It’s Amelia here, The Nest’s research editor. A few weekends ago I headed to brisk Detroit, Michigan, to do some exploring. While my presence seemed to have a bad effect on the local sports teams -- the Tigers lost their shot at the World Series and the Lions gave up a five-game winning streak (sorry guys!) -- I lucked out, personally, when I stumbled upon the coolest urban art collection I’ve seen, The Heidelberg Project.
Celebrating its 25th anniversary, The Heidelberg Project, named for the street where it exists (and where its founding artist grew up), was created by Detroit native Tyree Guyton to draw attention to abandoned neighborhoods in his beloved city and to help heal communities through art. I didn’t know much about the project before heading to Detroit’s east side, but I grew giddy with excitement when I spotted entire homes covered in large numbers, clocks and polka dots.
In between the homes, there were small sculptures made of trash, such as an old stove with chair legs and gloves extending from it like tentacles. I also found an urban take on the Wizard of Oz -- ruby sneakers sat on spray-painted rubble, which formed a “yellow brick road,” and nearby a painted sign said it all: “There’s no place like Detroit.”

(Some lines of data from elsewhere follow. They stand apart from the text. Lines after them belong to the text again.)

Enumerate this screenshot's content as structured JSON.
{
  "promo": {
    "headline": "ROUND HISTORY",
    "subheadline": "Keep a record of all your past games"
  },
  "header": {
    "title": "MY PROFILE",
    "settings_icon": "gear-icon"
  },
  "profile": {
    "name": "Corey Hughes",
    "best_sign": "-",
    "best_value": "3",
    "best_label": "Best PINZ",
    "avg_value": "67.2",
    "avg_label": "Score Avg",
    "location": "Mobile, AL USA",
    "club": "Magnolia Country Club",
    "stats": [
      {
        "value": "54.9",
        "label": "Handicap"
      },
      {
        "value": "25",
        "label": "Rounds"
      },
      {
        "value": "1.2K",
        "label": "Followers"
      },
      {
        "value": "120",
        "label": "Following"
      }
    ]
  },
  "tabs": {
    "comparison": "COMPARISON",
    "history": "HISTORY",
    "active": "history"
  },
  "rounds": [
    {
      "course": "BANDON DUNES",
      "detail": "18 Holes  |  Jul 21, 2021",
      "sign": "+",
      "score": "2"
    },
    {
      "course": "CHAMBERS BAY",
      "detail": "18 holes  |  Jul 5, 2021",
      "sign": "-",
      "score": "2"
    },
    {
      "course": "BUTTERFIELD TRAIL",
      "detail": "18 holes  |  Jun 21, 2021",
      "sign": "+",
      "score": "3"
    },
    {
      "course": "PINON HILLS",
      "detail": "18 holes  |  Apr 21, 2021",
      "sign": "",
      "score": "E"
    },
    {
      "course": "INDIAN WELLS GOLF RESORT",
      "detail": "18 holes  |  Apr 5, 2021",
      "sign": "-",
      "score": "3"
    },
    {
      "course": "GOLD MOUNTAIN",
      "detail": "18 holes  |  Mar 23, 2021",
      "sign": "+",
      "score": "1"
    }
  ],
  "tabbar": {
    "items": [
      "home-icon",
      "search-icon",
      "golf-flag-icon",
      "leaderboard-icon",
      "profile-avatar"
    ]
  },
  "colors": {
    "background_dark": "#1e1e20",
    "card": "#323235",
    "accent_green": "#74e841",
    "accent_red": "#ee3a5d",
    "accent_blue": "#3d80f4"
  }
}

If you’d like to read more about The Heidelberg Project, check out Heidelberg.org. Plus, if you have a little one in your life, there’s a new children’s book, which came out just last month, called Magic Trash
, by Jane Shapiro.